First, was this only a miracle of judgement? That would depend who you are, wouldn’t it? If you were an Old Testament Christian living in Egypt, I think you would see this as a miracle of redemption! God’s people were enslaved – that’s bad enough, but when Pharaoh, the king of Egypt, commands that every baby boy we thrown into the Nile?! That is unbearable. God’s people cried out for help and he answers their call in a powerful way.
Second, as was mentioned this was only the first of ten plagues, or miracles of judgment on Pharaoh and Egypt. God would use this to bring the world power to its knees. All of the surrounding nations would hear about what happened to Egypt. This would offer protection and respect for God’s people. It would also be an open door for evangelism. When the spies show up at Rahab’s brothel in Joshua 2, she openly confesses what everyone in the world saw. “The Lord your God is God in heaven above and on the earth below.” How easy it is to tell of the mercy and grace of our awesome God with an introduction like that?
The other piece that I want to consider with this account is the response of Pharaoh to God’s request. While it’s not fair to say that God only asks nicely once, how many chances did God give to Pharaoh? After the first five plagues it says that Pharaoh rejected God’s request and hardened his heart. I suppose we could throw in the sixth time when Moses came and requested nicely. This first request came with the sign of Aaron’s staff becoming a snake. It is frightening to consider that we can reject God’s grace. When God brought the sixth plague in Exodus 9, you’ll notice that the Lord hardened Pharaoh’s heart. Pharaoh is out of chances. God is done with Pharaoh at this point, everything going forward is God showing off his power. Turning water to blood was just the first miracle of judgment.

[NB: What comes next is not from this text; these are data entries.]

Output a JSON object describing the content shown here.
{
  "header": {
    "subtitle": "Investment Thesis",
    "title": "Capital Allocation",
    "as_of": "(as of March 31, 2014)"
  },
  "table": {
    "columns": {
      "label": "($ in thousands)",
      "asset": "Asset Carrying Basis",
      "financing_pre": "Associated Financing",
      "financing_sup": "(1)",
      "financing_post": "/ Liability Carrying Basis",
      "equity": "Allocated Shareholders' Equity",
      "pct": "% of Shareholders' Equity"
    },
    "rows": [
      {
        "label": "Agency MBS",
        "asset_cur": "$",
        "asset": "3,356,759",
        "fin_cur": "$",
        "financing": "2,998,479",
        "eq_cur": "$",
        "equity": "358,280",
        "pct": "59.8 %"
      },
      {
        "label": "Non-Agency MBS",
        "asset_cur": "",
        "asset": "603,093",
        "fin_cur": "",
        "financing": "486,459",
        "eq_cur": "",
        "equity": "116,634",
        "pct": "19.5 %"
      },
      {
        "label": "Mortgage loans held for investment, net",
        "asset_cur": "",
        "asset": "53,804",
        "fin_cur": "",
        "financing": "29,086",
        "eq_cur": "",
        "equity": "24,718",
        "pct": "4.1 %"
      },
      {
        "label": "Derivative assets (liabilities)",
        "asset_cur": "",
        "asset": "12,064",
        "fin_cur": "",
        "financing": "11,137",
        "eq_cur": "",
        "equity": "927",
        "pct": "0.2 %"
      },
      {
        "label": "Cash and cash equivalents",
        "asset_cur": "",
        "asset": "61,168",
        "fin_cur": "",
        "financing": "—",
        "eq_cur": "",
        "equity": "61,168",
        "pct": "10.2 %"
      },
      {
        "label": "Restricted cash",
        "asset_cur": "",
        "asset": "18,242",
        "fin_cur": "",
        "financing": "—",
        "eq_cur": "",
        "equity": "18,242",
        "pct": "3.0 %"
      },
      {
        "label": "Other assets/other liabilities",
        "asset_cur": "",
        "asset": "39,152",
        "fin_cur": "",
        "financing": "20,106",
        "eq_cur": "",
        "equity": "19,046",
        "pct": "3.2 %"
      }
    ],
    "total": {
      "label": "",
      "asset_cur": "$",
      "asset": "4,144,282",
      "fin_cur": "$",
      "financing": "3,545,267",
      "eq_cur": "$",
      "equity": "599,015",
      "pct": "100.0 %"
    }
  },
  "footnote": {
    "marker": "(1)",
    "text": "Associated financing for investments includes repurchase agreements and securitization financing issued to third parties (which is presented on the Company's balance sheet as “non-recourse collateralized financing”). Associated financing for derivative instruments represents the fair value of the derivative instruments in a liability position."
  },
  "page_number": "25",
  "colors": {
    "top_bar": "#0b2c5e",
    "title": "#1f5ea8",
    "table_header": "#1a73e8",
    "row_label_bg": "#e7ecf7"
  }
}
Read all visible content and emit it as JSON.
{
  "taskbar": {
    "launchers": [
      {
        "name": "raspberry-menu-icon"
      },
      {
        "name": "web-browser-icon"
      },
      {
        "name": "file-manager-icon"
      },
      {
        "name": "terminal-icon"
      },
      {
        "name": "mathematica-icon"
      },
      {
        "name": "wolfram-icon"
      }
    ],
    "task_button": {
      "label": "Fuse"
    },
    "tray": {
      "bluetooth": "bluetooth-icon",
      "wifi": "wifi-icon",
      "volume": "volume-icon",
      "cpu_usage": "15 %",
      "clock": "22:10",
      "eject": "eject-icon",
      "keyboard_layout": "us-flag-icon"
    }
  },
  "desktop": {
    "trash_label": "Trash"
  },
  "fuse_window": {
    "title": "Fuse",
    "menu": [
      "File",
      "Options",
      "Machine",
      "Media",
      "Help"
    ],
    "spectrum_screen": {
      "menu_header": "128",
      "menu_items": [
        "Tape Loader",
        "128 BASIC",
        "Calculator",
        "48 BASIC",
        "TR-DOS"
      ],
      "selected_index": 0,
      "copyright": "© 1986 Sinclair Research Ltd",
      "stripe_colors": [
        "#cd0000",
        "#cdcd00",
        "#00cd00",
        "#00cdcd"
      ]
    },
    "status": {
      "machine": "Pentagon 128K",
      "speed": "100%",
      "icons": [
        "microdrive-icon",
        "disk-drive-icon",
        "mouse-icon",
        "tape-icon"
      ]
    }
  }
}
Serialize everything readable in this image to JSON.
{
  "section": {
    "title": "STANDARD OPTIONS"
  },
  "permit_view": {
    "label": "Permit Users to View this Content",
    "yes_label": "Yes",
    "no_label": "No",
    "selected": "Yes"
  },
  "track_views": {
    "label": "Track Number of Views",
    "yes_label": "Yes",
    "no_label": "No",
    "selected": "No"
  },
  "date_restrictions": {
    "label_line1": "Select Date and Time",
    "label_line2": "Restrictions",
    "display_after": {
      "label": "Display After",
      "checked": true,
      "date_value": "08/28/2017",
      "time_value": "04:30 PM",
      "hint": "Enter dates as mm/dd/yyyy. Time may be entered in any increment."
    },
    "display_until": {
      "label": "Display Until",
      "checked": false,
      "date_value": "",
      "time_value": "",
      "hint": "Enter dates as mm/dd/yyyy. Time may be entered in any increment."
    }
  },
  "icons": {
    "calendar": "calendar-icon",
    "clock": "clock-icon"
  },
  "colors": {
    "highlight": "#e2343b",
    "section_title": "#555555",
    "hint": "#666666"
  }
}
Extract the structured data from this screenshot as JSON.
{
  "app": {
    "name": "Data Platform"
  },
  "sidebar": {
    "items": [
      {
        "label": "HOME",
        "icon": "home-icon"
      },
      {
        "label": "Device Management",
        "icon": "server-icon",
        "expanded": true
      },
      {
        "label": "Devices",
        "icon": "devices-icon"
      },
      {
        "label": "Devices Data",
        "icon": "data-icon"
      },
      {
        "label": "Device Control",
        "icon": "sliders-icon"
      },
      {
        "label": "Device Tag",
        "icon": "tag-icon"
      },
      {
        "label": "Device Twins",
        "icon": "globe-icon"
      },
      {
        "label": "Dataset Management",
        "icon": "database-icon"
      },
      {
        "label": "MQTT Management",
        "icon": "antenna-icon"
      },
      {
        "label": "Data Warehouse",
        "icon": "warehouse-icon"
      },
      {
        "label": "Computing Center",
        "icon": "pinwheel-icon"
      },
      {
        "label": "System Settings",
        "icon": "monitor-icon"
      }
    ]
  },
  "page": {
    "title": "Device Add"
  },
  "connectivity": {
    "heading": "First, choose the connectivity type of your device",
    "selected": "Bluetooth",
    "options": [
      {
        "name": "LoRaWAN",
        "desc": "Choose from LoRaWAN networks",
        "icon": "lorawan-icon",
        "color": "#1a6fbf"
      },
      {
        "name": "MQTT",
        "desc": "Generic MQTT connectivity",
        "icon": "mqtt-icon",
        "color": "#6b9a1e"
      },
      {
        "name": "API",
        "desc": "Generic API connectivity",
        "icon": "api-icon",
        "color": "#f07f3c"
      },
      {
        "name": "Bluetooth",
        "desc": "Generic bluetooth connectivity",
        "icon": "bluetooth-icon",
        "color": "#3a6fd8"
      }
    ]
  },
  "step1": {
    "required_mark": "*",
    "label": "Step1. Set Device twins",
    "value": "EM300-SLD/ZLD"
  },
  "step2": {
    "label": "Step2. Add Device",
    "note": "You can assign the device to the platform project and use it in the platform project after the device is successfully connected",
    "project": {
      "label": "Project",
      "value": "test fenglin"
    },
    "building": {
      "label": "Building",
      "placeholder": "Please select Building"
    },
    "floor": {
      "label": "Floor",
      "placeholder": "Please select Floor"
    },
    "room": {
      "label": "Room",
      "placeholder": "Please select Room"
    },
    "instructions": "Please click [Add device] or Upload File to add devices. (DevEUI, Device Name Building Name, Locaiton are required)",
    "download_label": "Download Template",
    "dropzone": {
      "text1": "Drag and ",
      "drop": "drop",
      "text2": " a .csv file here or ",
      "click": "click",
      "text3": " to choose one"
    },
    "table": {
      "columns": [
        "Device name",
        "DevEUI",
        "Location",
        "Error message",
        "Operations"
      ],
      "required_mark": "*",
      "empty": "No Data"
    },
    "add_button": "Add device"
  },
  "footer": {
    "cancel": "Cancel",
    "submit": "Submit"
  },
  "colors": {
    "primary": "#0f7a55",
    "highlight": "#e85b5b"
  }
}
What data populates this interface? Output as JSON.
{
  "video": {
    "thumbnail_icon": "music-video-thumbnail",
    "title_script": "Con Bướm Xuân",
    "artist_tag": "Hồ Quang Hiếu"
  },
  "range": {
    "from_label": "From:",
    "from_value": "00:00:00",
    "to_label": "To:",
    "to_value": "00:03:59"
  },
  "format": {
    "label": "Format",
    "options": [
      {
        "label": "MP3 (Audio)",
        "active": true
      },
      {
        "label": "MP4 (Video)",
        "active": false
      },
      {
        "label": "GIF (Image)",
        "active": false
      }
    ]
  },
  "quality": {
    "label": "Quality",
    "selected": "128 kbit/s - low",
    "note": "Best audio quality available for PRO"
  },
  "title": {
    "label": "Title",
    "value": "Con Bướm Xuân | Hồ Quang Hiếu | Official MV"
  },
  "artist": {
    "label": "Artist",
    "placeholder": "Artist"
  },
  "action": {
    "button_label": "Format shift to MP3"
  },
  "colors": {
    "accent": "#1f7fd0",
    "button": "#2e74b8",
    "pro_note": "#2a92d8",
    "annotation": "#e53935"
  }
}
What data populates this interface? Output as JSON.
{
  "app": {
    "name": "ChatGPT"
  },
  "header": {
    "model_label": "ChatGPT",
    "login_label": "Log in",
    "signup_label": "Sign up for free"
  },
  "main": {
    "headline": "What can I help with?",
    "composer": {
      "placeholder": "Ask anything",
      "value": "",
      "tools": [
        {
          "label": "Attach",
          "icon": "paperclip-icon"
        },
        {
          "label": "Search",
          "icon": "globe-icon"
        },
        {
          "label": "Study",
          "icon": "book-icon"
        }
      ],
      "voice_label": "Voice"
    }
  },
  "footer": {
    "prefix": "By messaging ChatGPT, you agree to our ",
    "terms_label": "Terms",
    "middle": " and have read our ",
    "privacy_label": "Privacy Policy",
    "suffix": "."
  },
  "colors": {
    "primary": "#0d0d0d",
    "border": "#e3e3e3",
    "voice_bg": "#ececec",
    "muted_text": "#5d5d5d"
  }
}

Want to hear more? Listen to this Sunday sermon taken from Exodus 7.
Tag(s): Epiphany, Moses
Speaker(s): Fred Guldberg